▸ **Goal of the exercise**
Wherever the word "webxoso" occurs in the listing, copy the whole line.

▸ **Records supplied**
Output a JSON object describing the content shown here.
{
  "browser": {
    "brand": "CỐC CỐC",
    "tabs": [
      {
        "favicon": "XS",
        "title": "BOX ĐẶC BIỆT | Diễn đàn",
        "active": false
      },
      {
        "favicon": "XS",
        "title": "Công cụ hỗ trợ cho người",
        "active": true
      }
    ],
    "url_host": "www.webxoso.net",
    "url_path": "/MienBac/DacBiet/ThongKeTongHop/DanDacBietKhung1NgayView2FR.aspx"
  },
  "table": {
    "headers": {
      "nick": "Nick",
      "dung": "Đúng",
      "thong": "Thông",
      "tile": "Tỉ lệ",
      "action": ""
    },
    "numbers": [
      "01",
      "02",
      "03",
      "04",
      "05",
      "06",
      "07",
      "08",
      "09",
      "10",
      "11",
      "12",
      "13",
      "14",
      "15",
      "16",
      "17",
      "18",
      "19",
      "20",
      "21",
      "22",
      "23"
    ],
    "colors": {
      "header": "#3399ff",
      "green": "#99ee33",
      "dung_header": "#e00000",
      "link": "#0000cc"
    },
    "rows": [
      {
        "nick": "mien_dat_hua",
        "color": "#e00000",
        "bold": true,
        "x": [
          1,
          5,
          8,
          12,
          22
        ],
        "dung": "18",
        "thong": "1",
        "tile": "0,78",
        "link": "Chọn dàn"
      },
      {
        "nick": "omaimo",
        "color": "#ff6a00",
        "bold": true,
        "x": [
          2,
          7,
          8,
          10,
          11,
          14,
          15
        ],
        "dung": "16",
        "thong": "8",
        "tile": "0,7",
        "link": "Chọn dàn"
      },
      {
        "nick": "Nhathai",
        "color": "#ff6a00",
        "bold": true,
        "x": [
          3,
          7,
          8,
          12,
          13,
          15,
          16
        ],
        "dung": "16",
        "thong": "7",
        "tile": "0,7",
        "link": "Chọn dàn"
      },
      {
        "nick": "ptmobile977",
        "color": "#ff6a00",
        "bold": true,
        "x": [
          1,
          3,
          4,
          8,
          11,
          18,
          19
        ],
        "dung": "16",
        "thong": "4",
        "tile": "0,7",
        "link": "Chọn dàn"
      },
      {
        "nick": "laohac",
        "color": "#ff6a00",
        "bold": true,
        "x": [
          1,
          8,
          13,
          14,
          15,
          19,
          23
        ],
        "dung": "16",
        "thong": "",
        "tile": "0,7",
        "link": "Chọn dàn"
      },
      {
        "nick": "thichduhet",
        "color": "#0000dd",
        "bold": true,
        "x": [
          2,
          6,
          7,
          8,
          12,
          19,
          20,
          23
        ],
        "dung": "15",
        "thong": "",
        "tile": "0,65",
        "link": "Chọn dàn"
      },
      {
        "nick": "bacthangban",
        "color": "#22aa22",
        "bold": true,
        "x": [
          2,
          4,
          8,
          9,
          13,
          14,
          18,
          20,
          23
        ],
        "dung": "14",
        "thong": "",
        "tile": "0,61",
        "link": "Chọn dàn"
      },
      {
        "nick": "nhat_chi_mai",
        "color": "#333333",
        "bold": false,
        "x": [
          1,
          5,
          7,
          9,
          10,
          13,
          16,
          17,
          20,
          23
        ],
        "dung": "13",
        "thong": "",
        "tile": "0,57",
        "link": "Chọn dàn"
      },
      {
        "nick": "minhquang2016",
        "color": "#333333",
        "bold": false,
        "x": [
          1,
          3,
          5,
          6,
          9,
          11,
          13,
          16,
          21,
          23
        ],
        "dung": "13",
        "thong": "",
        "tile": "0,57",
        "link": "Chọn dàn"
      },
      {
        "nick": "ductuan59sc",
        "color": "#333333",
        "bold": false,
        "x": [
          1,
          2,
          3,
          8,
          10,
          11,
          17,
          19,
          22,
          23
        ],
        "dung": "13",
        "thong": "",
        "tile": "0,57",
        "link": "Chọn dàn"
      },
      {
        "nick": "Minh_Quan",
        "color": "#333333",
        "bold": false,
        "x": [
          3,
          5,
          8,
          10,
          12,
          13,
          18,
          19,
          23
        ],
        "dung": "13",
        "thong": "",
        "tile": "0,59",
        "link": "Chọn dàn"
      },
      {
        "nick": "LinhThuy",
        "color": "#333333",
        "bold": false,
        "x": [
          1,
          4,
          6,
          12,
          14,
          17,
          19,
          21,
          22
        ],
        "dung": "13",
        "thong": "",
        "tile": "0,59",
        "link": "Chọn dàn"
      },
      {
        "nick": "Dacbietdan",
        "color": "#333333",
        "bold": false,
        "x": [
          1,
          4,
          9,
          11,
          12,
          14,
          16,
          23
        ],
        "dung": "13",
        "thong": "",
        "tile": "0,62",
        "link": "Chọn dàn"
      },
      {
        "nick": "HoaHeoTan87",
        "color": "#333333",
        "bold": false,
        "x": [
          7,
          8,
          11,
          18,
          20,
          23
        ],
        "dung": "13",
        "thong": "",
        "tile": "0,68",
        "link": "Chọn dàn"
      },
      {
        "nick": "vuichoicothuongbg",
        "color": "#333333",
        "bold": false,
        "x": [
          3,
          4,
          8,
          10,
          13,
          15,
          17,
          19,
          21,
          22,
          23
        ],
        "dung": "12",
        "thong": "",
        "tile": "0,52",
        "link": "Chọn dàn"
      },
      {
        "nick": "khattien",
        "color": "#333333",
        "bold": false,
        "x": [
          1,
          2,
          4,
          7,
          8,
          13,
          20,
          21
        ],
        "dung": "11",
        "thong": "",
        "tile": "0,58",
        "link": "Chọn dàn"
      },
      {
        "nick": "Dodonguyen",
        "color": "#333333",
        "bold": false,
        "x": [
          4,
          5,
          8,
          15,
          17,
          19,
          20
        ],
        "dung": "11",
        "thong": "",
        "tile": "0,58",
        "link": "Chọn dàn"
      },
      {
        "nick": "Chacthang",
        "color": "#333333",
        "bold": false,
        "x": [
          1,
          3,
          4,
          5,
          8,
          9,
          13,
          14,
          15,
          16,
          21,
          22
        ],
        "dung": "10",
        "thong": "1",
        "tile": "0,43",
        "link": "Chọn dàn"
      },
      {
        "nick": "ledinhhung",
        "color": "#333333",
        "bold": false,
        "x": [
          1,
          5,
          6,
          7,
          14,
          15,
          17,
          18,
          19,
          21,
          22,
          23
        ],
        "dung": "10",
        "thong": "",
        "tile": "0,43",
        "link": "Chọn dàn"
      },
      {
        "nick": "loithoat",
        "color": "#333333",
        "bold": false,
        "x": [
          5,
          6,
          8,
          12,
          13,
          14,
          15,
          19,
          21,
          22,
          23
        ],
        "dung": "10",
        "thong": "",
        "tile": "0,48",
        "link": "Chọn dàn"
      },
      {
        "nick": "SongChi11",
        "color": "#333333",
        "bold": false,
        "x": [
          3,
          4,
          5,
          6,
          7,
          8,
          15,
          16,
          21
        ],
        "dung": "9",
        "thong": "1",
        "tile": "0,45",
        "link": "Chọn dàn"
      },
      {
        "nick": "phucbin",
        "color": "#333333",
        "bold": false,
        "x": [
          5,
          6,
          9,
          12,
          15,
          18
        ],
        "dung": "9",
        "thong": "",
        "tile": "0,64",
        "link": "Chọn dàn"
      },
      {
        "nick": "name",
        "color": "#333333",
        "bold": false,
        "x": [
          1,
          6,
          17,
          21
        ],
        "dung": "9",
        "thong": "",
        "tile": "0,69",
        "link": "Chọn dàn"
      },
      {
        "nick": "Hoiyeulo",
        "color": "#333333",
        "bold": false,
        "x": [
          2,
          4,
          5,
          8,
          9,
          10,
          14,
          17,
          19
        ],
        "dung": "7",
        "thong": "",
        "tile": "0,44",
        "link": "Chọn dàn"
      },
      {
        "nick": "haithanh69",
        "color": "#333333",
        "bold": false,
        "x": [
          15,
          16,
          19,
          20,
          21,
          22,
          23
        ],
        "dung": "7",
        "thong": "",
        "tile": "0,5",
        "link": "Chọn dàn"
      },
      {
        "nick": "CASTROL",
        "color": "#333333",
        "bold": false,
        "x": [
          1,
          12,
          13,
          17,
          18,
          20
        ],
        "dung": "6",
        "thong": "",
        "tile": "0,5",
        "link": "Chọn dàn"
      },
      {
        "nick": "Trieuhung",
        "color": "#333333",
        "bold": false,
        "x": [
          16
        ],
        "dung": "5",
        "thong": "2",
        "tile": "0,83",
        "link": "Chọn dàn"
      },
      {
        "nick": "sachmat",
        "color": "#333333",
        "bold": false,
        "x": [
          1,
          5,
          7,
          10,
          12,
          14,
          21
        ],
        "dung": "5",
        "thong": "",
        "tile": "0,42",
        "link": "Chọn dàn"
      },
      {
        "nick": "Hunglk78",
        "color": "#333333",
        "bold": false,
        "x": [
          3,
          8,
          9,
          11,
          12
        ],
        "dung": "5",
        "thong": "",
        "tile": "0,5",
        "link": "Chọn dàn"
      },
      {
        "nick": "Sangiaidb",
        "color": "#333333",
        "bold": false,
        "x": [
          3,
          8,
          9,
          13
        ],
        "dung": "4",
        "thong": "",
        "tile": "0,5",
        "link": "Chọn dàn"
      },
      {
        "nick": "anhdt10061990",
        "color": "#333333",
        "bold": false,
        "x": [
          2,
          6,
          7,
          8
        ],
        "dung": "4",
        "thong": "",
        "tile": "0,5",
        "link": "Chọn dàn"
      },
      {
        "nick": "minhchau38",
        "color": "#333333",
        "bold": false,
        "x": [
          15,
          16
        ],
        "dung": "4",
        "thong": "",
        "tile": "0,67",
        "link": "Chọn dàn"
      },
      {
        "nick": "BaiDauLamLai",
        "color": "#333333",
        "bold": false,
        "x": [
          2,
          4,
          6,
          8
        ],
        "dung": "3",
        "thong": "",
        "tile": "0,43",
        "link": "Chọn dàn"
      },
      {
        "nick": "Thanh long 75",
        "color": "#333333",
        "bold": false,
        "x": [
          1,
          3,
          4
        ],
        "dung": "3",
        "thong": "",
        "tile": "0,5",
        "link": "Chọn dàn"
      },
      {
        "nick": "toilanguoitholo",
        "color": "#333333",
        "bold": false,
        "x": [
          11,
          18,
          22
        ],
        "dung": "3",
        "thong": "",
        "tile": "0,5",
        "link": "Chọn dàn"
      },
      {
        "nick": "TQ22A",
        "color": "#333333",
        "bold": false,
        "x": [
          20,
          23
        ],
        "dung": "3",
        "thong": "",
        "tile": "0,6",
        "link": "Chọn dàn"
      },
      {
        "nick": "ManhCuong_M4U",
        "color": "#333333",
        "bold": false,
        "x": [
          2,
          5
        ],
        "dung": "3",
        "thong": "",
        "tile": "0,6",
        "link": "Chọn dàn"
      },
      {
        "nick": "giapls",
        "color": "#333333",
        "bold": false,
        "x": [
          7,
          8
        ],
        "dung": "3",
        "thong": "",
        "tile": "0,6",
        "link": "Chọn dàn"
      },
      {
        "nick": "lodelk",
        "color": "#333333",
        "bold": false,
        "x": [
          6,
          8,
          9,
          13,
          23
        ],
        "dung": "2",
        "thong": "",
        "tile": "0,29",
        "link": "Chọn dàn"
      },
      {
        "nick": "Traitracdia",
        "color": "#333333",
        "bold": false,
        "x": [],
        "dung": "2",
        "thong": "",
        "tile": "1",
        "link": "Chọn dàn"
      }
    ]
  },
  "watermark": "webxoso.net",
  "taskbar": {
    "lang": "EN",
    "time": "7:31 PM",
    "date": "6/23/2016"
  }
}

▸ **Exercise output**
    "url_host": "www.webxoso.net",
  "watermark": "webxoso.net",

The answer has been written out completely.